● **THE INPUT**:
################

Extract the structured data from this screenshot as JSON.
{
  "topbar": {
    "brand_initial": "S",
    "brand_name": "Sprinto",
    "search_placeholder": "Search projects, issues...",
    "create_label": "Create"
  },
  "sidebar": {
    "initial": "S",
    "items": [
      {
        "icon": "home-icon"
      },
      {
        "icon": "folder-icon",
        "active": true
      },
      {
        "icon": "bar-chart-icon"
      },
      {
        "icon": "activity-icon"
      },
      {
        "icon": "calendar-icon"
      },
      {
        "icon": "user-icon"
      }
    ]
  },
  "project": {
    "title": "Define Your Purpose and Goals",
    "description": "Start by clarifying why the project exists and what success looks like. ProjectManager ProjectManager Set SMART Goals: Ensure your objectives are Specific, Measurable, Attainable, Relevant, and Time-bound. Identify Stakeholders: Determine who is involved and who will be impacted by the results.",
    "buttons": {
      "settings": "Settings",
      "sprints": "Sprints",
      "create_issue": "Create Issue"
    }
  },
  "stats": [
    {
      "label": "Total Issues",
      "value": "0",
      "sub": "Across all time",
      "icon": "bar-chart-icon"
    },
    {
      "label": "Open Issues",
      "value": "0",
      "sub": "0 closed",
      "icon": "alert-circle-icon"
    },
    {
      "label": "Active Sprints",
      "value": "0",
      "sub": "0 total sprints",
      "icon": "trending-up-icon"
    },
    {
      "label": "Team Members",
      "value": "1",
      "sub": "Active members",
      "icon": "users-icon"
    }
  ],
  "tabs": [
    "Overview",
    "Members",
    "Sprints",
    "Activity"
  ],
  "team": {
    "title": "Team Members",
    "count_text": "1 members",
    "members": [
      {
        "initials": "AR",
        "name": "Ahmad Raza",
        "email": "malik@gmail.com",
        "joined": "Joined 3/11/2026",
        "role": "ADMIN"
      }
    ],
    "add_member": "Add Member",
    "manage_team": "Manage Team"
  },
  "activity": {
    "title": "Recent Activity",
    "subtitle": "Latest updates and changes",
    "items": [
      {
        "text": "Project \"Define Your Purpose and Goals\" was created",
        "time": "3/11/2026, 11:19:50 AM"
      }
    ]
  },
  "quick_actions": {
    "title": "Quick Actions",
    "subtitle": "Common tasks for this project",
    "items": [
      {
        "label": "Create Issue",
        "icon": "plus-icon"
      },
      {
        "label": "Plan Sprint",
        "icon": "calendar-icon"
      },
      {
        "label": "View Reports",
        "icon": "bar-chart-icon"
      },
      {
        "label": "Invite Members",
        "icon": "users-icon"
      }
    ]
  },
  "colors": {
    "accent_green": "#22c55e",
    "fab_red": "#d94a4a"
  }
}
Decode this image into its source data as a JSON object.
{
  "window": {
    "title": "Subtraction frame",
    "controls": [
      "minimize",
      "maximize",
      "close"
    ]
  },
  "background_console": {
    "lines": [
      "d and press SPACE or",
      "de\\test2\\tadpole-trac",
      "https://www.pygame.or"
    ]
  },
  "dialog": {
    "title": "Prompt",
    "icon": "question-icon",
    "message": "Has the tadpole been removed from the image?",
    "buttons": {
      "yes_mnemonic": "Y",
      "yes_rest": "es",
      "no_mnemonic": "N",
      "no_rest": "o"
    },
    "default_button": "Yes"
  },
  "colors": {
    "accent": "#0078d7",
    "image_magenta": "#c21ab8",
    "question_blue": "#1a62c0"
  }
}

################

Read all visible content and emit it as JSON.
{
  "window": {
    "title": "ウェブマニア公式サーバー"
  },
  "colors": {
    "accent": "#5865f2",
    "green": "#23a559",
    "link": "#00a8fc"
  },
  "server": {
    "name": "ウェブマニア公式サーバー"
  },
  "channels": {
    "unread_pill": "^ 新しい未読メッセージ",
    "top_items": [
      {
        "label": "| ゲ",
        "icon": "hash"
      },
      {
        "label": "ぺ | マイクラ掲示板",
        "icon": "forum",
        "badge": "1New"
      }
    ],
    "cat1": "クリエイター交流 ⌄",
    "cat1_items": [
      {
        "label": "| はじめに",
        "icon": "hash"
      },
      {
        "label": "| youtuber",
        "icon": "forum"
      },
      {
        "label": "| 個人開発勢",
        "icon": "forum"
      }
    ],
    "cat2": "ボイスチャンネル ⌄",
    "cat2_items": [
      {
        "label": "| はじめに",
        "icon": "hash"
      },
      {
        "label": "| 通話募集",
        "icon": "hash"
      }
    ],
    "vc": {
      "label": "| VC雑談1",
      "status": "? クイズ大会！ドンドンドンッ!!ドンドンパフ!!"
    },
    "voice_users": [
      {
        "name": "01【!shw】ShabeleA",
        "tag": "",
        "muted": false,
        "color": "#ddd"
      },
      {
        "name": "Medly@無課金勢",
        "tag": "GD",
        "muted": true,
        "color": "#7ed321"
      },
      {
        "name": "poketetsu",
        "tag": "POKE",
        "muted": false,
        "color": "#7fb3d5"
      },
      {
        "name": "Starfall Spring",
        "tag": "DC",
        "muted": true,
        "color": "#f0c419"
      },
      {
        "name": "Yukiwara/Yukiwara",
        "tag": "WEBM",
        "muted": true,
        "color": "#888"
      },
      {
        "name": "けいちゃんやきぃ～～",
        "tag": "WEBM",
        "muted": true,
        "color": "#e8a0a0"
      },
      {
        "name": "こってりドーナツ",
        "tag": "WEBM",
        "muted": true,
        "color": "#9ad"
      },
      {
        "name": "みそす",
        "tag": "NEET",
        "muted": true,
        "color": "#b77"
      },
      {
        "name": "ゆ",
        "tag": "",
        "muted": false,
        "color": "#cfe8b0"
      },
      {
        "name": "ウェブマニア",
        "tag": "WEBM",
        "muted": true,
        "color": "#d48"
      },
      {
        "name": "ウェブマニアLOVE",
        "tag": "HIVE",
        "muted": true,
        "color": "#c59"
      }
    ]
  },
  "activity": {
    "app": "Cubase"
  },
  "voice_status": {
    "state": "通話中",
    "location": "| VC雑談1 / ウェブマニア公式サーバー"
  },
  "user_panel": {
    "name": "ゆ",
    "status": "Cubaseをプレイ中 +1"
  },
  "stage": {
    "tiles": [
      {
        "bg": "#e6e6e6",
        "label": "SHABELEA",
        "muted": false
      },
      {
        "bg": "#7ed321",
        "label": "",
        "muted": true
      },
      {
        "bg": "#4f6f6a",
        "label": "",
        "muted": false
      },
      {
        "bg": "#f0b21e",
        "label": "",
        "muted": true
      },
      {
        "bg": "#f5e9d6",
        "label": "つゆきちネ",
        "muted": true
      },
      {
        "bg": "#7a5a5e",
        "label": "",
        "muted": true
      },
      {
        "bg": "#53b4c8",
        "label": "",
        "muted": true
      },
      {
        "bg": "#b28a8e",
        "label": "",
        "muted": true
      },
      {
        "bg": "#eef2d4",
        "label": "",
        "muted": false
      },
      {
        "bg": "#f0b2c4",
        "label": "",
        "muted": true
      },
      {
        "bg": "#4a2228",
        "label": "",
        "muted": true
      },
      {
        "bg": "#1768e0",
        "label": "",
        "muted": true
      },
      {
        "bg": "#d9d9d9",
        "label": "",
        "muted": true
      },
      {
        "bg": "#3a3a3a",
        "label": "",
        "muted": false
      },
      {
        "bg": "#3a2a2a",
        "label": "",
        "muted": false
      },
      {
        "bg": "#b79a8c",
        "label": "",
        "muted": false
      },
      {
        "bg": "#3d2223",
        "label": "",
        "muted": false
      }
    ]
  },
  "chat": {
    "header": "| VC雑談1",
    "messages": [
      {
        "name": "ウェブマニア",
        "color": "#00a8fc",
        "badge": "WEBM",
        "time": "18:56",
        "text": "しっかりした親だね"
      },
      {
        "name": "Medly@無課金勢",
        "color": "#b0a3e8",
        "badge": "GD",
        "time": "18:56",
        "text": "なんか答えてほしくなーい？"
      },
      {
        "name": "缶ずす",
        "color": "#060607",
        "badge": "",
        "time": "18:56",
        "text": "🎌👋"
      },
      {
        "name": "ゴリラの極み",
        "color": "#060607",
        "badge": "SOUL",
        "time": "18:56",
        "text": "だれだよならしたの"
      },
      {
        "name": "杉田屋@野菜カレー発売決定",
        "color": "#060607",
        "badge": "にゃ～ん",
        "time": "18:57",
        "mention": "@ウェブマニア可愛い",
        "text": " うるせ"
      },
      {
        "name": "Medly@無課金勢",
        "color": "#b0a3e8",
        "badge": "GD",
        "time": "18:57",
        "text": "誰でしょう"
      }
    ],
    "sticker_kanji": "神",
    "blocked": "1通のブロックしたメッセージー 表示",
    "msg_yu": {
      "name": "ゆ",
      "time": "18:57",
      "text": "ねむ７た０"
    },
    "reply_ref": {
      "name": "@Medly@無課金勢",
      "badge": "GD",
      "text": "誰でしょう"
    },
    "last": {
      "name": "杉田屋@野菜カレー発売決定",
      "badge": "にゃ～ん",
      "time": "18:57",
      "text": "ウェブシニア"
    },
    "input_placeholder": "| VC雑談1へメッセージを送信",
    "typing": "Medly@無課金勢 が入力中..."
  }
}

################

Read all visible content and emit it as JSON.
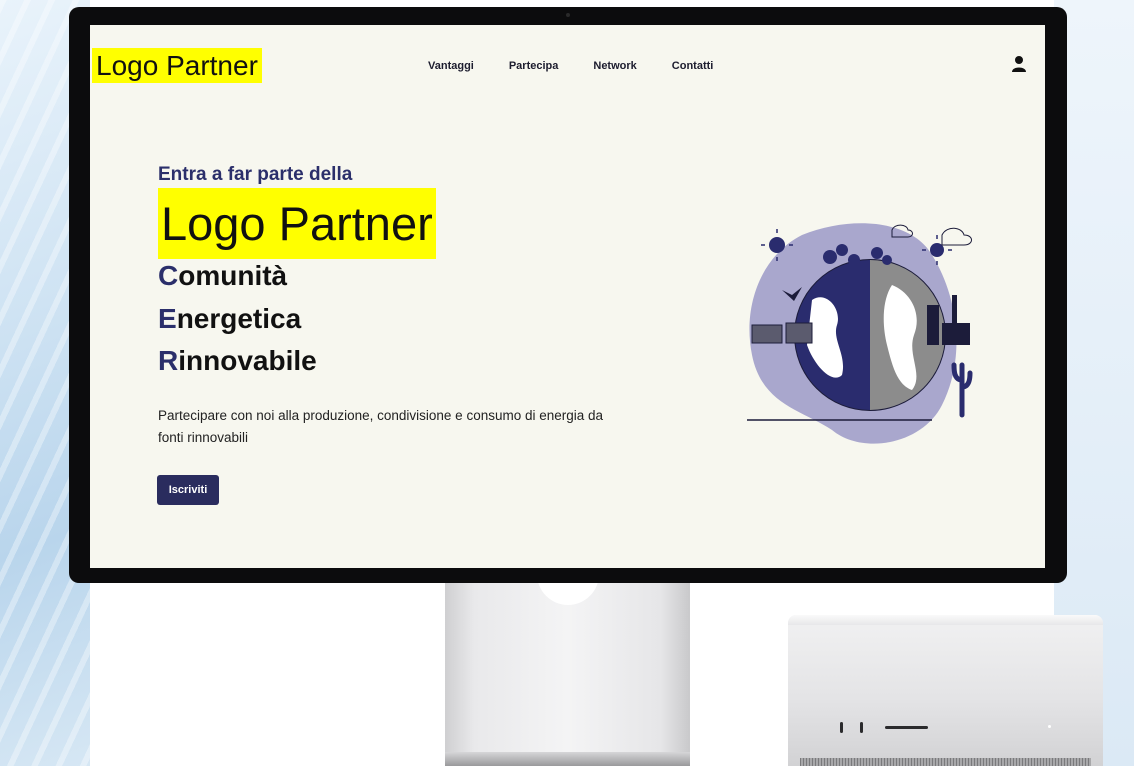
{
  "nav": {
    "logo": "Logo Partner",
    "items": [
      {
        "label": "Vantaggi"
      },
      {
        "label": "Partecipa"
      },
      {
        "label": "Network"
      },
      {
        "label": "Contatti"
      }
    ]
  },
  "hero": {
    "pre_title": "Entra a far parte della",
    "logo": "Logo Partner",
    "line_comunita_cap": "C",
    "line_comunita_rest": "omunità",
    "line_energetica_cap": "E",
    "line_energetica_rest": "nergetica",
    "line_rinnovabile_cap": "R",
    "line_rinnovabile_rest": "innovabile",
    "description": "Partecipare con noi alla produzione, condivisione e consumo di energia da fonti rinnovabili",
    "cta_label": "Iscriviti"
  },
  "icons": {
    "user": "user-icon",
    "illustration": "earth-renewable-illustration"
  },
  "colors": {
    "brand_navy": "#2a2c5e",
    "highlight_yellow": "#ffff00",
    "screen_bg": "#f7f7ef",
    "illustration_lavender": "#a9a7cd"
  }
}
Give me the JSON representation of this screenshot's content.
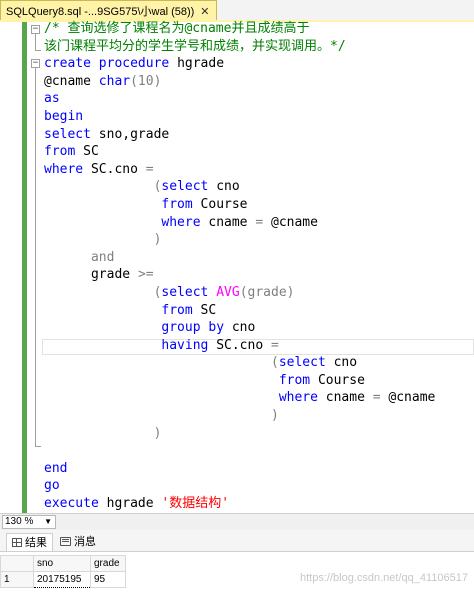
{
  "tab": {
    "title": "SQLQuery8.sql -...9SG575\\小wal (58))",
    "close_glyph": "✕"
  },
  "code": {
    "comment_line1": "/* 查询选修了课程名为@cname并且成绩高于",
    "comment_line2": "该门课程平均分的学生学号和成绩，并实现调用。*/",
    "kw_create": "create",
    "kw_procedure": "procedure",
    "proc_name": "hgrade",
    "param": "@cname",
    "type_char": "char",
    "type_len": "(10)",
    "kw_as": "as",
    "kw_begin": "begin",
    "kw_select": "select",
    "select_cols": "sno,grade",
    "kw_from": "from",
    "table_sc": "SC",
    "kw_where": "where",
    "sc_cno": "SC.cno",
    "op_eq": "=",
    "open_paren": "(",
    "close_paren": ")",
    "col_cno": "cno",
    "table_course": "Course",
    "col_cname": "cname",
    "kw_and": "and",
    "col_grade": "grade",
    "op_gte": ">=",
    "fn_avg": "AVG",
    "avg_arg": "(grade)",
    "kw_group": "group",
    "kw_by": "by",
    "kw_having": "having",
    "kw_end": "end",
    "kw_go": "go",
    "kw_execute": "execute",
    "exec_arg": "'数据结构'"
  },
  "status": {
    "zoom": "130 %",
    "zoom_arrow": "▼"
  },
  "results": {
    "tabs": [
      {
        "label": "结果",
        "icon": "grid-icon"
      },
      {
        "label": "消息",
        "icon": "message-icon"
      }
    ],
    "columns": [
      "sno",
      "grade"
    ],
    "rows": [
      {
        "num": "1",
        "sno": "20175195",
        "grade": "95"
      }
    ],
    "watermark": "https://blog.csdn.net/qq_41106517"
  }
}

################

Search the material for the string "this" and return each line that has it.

Extract the structured data from this screenshot as JSON.
    "subtitle": "Common tasks for this project",
Decode this image into its source data as a JSON object.
Give me the JSON representation of this screenshot's content.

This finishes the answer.